The Bonhoeffer book in particular put Metaxas on the map. But Metaxas was in his late 40s by that time and had been trying to establish himself as a professional writer for years. He did kids books, Veggie Tales, and a host of other smaller projects, all as he tried to both establish himself within a kind of cultural elite of the writing world and make enough money to pay the bills.
And today Metaxas, whose Bonhoeffer book while well-written did have some real academic problems, seems to be slowly morphing into another Dinesh D’Souza. He’s endorsed Trump. His latest book plays fast and loose with historical fact. He has mocked scholars who criticized the work of known hack David Barton.
What is so frustrating about this development is that I actually have liked much of Metaxas’s work. I learned a lot from Bonhoeffer, even if there were some things I needed to be corrected on after reading. His work with Breakpoint has been both helpful and important. I’ve heard many good things about his Socrates in the City events in New York. If we’re drawing up teams in the culture war (which I generally don’t like doing, but OK) Metaxas and I are on the same team.
Even so, the way that Metaxas has turned himself into a media brand has hurt him. He is less useful to the conservative movement precisely because he has become such a branded member of that movement.

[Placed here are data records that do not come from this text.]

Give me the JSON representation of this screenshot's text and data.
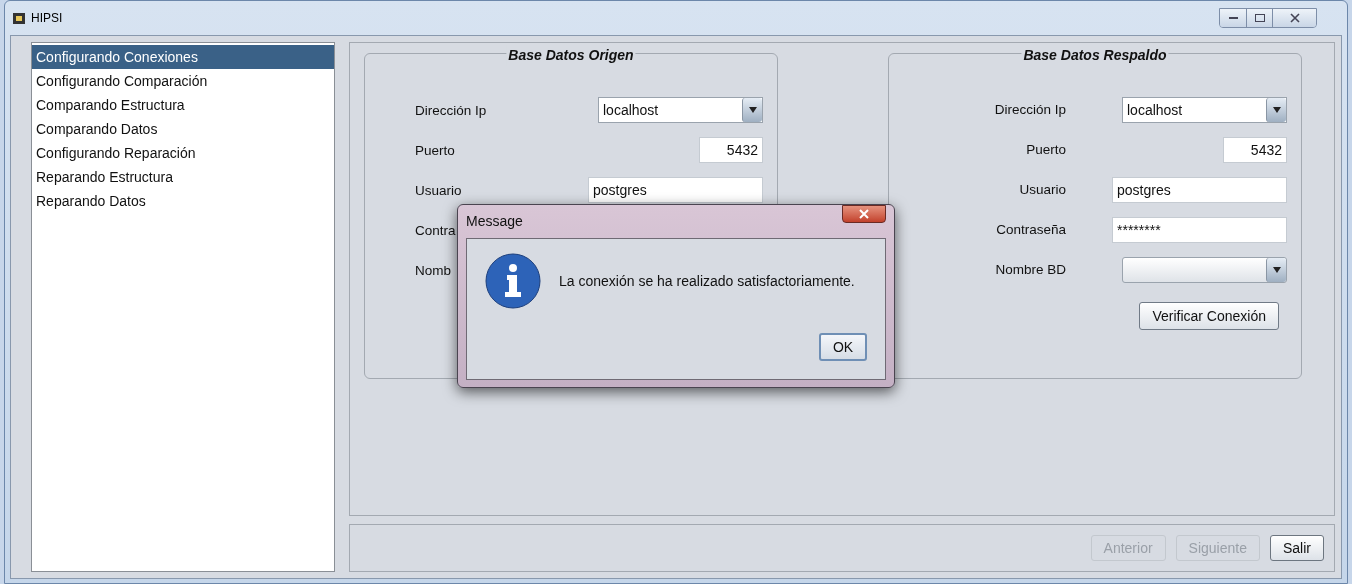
{
  "window": {
    "title": "HIPSI"
  },
  "sidebar": {
    "items": [
      {
        "label": "Configurando Conexiones",
        "selected": true
      },
      {
        "label": "Configurando Comparación",
        "selected": false
      },
      {
        "label": "Comparando Estructura",
        "selected": false
      },
      {
        "label": "Comparando Datos",
        "selected": false
      },
      {
        "label": "Configurando Reparación",
        "selected": false
      },
      {
        "label": "Reparando Estructura",
        "selected": false
      },
      {
        "label": "Reparando Datos",
        "selected": false
      }
    ]
  },
  "panels": [
    {
      "title": "Base Datos Origen",
      "rows": [
        {
          "label": "Dirección Ip",
          "field": {
            "kind": "combo",
            "value": "localhost"
          }
        },
        {
          "label": "Puerto",
          "field": {
            "kind": "short",
            "value": "5432"
          }
        },
        {
          "label": "Usuario",
          "field": {
            "kind": "text",
            "value": "postgres"
          }
        },
        {
          "label": "Contra"
        },
        {
          "label": "Nomb"
        }
      ]
    },
    {
      "title": "Base Datos Respaldo",
      "rows": [
        {
          "label": "Dirección Ip",
          "field": {
            "kind": "combo",
            "value": "localhost"
          }
        },
        {
          "label": "Puerto",
          "field": {
            "kind": "short",
            "value": "5432"
          }
        },
        {
          "label": "Usuario",
          "field": {
            "kind": "text",
            "value": "postgres"
          }
        },
        {
          "label": "Contraseña",
          "field": {
            "kind": "text",
            "value": "********"
          }
        },
        {
          "label": "Nombre BD",
          "field": {
            "kind": "combo"
          }
        }
      ],
      "button": "Verificar Conexión"
    }
  ],
  "footer": {
    "buttons": [
      {
        "label": "Anterior",
        "disabled": true
      },
      {
        "label": "Siguiente",
        "disabled": true
      },
      {
        "label": "Salir",
        "disabled": false
      }
    ]
  },
  "dialog": {
    "title": "Message",
    "message": "La conexión se ha realizado satisfactoriamente.",
    "button": "OK"
  }
}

Metaxas is an extreme example, but there are many others who are only different from him in the degree to which they are afflicted by this problem. And, to be sure, this problem cannot be limited to one slice of the blogosphere. There are movement soldiers in most every online movement. The left has them. The right has them. Reformed evangelicalism has them. Progressive Christianity has them.
Indeed, it’s hard to be too tough on Metaxas because so much of the space in which we make writers today pushes us toward the sort of branding sensibilities that Metaxas so embodies. There is enormous pressure to embrace the sensational in order to win the attention of the squirrel-like internet masses. Our viability as authors with major publishers is judged at least in part by our Twitter followings even though Twitter follower counts mean basically nothing.
We are pressured, like the journalists Oliver describes, to build a “platform” on social media and to see ourselves as “authorpreneurs.” Of course, once we become personal businesses, we must consider the many questions that businesses must by necessity address. How do I manage customer relations in ways that will make people keep buying my product? How do I maintain good relations with other businesses in my niche?
And the trouble with all of this is that it teaches us as writers to think first of ourselves and only secondly about things like artistic craft, virtue, and truth. Moreover it shapes us into a kind of hyper self-awareness that is probably antithetical to cultivating the virtue of humility, which rests very near the center of Christian piety.
So the problem facing aspiring writers today is not simply one of employment status, although that is a major problem. We also must find ways of disciplining ourselves in the virtues necessary to produce good writing without the support structure that many American writers have enjoyed until quite recently and we must do that while operating under a set of pressures and constraints that older American writers generally did not face.
To be sure, we need to find a solution to the problem of funding journalistic work. But if we figure that out and there are no serious journalists to employ, we have actually accomplished very little.